Over the years, we’ve had countless anglers join us on our adventures. Here’s what a few of them had to say:
“Fantastic part of Florida. The fishing is superb and truly diverse. Amazing ecosystem with minimal development. For instance “, Ozella has that real Old Florida feel. Capt. Louie is one of the best guides I have ever fished with, and I have fished all over the globe. He is an even better person. Don’t pass up a chance to fish this part of Florida with Captain Louie!!” – Matt M.
“Three generations/3 days of fishing/300% satisfaction!
My 2nd charter with Capt. Louie and it was outstanding. We caught limits of grouper every day thanks to Capt. Louie’s hard work. The chance to fish with my son and grandsons was a bucket list event for me and we all had fun, caught quality fish, and can’t wait to do it again. Thank you, Capt. Louie, for memories that will last a lifetime. If you want a fishing charter for family, friends, or yourself, this is your guy.” – Stephen L.

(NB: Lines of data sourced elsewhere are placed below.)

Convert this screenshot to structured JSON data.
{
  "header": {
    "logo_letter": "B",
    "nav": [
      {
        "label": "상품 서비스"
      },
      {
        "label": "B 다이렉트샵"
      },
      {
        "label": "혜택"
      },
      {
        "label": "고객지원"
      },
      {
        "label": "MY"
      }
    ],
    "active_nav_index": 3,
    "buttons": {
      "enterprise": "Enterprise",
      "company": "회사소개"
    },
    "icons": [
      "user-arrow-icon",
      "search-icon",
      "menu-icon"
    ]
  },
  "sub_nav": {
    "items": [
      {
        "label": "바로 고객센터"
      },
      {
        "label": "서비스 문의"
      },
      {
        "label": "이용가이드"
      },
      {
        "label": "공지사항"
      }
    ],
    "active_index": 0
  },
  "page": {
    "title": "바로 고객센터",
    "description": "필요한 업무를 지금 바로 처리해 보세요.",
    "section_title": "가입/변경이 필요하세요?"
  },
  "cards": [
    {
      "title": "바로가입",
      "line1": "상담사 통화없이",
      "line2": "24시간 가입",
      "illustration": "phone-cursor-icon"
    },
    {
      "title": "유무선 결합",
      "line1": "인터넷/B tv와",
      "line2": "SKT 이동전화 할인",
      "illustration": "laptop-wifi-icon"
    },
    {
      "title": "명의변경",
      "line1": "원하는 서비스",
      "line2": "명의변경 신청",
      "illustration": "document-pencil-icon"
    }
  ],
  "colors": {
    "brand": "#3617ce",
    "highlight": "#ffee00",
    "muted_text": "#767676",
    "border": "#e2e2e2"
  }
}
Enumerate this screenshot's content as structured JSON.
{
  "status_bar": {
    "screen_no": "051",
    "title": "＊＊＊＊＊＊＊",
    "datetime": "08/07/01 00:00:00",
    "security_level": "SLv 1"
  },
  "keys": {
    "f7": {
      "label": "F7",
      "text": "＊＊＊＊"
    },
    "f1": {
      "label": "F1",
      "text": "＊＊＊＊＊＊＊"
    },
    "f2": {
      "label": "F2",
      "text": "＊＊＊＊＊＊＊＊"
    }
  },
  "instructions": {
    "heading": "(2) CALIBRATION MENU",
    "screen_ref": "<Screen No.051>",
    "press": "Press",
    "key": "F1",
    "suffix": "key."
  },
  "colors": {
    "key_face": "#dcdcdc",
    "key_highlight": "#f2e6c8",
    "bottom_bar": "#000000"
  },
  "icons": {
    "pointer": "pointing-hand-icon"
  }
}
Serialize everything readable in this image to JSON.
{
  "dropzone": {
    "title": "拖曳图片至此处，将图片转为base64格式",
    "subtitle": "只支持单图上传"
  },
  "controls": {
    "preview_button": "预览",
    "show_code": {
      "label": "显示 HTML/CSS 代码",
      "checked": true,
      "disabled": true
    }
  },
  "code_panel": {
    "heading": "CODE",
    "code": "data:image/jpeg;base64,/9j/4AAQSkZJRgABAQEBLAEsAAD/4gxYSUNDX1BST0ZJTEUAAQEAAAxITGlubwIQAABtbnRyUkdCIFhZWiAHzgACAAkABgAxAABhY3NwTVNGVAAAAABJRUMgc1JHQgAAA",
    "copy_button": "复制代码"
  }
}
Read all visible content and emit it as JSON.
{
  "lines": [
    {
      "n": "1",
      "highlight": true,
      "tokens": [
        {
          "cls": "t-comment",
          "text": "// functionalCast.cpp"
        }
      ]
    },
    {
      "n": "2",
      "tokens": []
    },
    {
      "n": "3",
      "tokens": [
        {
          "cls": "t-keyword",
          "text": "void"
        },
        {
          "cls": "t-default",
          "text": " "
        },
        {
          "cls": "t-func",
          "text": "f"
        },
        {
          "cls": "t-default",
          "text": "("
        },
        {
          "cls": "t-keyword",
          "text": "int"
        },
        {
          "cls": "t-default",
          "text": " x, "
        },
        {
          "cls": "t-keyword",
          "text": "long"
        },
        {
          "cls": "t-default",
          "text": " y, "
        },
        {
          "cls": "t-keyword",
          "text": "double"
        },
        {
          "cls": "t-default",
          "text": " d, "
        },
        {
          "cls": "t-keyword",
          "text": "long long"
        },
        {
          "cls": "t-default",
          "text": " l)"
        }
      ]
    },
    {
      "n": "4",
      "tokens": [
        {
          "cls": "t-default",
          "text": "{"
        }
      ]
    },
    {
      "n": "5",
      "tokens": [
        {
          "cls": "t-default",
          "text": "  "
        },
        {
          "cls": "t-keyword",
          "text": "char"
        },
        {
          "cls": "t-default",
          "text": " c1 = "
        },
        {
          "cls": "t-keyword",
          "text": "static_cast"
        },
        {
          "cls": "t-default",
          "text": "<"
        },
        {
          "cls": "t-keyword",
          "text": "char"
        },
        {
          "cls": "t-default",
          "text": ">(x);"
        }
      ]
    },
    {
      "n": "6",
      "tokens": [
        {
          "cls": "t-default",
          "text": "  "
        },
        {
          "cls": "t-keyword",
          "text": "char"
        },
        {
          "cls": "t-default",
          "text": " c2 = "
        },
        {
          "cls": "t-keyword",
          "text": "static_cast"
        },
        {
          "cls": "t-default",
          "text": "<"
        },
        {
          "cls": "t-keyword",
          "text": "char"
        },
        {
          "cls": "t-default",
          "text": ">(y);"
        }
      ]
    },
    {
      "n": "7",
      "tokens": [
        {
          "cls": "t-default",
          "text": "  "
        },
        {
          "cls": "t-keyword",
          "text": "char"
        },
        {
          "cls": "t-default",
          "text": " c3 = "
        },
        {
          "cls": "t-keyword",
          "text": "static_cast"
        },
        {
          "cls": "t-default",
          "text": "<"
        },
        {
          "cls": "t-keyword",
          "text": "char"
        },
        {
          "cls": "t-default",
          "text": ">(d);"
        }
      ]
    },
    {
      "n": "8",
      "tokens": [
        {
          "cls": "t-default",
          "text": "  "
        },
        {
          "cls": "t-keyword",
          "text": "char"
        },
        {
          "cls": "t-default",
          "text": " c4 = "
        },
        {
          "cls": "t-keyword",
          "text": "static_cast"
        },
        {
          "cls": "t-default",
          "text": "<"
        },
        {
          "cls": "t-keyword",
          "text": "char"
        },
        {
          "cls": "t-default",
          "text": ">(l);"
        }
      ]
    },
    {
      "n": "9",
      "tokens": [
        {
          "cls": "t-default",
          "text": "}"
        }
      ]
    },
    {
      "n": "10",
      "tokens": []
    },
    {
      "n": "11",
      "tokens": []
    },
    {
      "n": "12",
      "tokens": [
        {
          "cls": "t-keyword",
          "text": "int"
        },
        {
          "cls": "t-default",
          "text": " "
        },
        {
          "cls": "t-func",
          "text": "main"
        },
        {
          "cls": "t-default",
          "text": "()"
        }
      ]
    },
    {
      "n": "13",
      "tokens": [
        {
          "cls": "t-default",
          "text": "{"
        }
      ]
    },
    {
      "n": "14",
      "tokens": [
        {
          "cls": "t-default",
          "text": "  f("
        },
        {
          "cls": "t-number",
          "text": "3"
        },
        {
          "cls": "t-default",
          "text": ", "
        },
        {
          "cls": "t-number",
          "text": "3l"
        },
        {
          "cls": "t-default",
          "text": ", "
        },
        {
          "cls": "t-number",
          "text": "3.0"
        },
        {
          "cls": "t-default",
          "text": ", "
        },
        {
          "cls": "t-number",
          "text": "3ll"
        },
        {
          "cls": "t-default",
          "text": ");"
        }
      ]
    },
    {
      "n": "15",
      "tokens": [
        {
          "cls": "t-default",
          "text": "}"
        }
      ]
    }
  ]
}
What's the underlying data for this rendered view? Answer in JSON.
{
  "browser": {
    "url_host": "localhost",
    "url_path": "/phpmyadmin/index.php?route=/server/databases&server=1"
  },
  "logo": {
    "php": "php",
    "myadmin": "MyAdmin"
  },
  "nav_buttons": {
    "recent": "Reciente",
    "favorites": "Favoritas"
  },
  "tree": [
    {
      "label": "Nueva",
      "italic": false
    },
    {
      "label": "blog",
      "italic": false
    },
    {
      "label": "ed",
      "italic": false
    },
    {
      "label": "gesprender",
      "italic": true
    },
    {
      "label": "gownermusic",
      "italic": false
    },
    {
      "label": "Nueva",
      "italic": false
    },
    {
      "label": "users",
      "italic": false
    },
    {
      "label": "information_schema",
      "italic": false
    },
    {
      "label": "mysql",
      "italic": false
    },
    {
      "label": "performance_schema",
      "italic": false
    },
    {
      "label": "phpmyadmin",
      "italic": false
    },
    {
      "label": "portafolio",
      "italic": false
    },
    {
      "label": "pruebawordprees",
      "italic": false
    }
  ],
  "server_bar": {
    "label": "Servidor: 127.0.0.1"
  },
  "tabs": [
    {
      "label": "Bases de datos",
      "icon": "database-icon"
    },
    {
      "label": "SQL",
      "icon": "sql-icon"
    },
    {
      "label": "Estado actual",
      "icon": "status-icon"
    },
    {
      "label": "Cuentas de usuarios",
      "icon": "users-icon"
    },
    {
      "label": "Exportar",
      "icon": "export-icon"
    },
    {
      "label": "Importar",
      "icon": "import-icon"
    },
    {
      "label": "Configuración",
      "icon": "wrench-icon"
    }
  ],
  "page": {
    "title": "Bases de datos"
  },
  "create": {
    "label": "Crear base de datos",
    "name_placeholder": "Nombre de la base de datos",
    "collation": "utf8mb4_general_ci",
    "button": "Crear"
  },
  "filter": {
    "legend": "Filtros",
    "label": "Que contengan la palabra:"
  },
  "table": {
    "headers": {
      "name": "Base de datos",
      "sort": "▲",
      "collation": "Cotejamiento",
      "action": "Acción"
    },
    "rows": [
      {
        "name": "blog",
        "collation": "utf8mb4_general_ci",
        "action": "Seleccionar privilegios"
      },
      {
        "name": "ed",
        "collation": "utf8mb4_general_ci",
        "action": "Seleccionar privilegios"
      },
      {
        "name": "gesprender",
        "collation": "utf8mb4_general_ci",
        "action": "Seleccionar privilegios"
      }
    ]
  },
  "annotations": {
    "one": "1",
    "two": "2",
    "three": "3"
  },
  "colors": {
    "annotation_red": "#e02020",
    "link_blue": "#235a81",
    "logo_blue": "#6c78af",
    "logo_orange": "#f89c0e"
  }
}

The waters of Crystal River, with their ever-changing dynamics from Fall to Winter, offer a fishing experience that’s both challenging and rewarding. But with the right guide, the right approach, and a respect for nature, the rewards far outweigh the challenges. At Florida Fishing Adventures, we’re more than just a charter company; we’re a gateway to adventures that linger long after the trip is over. So gear up, set sail, and dive into the rich tapestry of fishing experiences that await in Crystal River.